How often do the Internal Revenue Service and the Federal Elections Commission share information about non-profit political groups?
If the question seems highly unusual that’s because it is. Ordinarily, there is no reason for the two federal agencies to communicate about a private entity, yet evidence is mounting that IRS and FEC officials had several conversations about politically conservative non-profit groups.
To recall, the IRS has the power to grant or strip a group’s non-profit status, and the FEC is the main arbiter of political speech. If there is evidence of coordination between these two agencies to discriminate against associations because of their viewpoint, a whole new level of government corruption will emerge.
To find out the truth, House Oversight Committee Chairman Darrell Issa (R-CA) is requesting “All documents and communications between or among any FEC official or employee and any IRS official or employee for the period January 1, 2008, to the present.”
If past experience with the Obama administration is any guide, House committee staff could be in for a lot of reading.
This really isn’t a big deal, but it still rankles. Today, Barack Obama included a line in his speech that was almost a direct quotation from Ronald Reagan, but he gave no attribution. When Reagan uttered it, it was an original and interesting turn of phrase.
“Whether we come from poverty or wealth; whether we are Afro-American or Irish-American; Christian or Jewish, from big cities or small towns, we are all equal in the eyes of God. But as Americans, that is not enough, we must be equal in the eyes of each other.”
Obama today: “We are true to our creed when a little girl born into the bleakest poverty knows that she has the same chance to succeed as anybody else, because she is an American, she is free, and she is equal, not just in the eyes of God but also in our own.“
I haven’t yet read a lot of the pundit reviews of Mitt Romney’s acceptance speech last night, but I gather that most people are giving it solid grades. Unfortunately, I dissent. In ordinary circumstances, I would give it just a ‘C,’ and even considering that Romney’s task was a bit different than that of many nominees… and that he did a pretty good job at meeting the needs involved in those differences (i.e., he needed to, and did, “humanize” himself more than he has done before)… I still give him only a ‘C+’ for the overall effectiveness of his speech in terms of his long-term campaign needs. And I’m one who always has thought of ‘C’ grades not as “decent” but as “pretty bad.”
I thought it was predictable, repetitive, and nowhere near substantive enough.
I won’t go into detail, just because if some Obama researcher is diligent enough to be trolling this site, I don’t want to give him direction as to where I thought the specific weaknesses were.
I did think that he delivered the speech as well as anybody could expect.
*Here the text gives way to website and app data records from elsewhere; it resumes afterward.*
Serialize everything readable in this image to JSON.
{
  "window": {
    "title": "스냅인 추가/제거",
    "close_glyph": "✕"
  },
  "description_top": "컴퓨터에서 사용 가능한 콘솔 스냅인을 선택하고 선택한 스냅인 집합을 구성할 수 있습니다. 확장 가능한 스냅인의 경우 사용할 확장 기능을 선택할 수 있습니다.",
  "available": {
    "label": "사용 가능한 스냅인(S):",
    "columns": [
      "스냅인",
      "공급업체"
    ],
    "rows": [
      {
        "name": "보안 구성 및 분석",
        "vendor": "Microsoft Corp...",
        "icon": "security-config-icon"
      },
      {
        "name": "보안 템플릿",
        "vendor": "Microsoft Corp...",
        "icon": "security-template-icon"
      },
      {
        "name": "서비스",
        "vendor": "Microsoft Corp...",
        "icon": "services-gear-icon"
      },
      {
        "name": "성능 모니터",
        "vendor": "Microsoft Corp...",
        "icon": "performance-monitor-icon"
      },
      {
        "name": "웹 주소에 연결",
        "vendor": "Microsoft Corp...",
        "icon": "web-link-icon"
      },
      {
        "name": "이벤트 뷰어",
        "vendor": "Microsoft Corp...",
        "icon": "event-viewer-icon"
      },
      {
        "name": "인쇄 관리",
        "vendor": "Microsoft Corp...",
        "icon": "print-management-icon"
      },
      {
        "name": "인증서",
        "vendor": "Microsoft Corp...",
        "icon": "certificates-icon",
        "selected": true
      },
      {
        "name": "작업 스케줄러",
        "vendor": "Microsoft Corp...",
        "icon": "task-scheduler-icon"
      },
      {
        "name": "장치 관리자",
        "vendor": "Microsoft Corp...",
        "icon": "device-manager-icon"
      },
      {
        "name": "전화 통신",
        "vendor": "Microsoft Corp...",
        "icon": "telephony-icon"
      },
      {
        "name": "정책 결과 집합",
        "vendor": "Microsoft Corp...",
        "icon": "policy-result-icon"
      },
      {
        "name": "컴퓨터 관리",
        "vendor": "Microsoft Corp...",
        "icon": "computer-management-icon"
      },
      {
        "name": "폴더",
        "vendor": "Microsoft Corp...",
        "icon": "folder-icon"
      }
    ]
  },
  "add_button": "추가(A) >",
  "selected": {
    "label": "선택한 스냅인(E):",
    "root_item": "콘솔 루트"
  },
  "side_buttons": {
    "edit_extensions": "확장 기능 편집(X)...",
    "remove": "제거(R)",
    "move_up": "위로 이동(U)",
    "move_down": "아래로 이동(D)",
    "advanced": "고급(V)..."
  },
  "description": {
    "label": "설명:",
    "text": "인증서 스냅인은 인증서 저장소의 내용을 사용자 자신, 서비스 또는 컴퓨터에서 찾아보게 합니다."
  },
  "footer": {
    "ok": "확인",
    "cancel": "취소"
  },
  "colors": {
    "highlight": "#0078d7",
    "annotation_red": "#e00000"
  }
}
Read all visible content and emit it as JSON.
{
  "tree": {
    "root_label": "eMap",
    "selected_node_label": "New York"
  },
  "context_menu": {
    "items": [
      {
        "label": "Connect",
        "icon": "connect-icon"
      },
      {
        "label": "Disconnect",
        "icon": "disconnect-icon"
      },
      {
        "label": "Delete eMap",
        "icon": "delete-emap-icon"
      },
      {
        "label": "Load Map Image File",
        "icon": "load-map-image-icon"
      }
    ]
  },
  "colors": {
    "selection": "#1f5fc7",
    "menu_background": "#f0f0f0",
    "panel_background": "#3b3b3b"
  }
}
And I think that for short-term purposes, the speech was more in line with a ‘B’ than a ‘C’ — in other words, that he made an overall good impression. But I don’t think it was an impression that will have major lasting benefit in a way that significantly improves his chances at winning in November. Yes, it sets the stage for incremental gains that actually do survive the rough and tumble of the next two months of campaigning — and incremental might be enough in a race this close — but I was looking for something that undecided and/or persuadable voters could grab hold of and really embrace, in a way that could cause a surge in Romney’s favor. I saw none of that. I expect no big surge. A small swelling of support maybe, but no big surge.
A Pew Research poll shows more Americans interested in the Republican Party’s convention platform than in presidential candidate Mitt Romney’s acceptance speech.
But an interview Romney gave to Politico indicates those who watch Mitt’s speech Thursday night might be in for something good:
His language, his approach, his mannerisms convey: I am not asking you to trust me to see into your soul, or to feel your pain, or bring you hope and fuzzy change. I will bring you concrete, measurable, profitable change — the kind you can authentically take stock of, and even measure in your family’s bank account.
Romney, who this week watched Obama’s 2008 convention speech again, said the lofty, theatrical address loaded with promises never kept provides the perfect device for juxtaposing his leadership style with the president’s.
Romney’s point: You had love, you had hero worship, you had emotion. How did that work out?
In a major speech last night at the Reagan Library, Senator Marco Rubio (R-FL) spoke with clarity about “the proper role of government.”
Saying that the United States must always aspire to compassion and prosperity, Rubio argued that an ever-expanding federal government will doom the nation to failure. “Americans in the 20th century built here the richest most prosperous nation in the history of the world. And yet today we have built for ourselves a government that not even the richest and most prosperous nation on the face of the earth can fund or afford to pay for.”
At a time when high-sounding but often empty shoot-from-the-hip sound bites dominate the national dialogue, the understanding and vision with which the Florida Senator spoke is a breath of fresh air.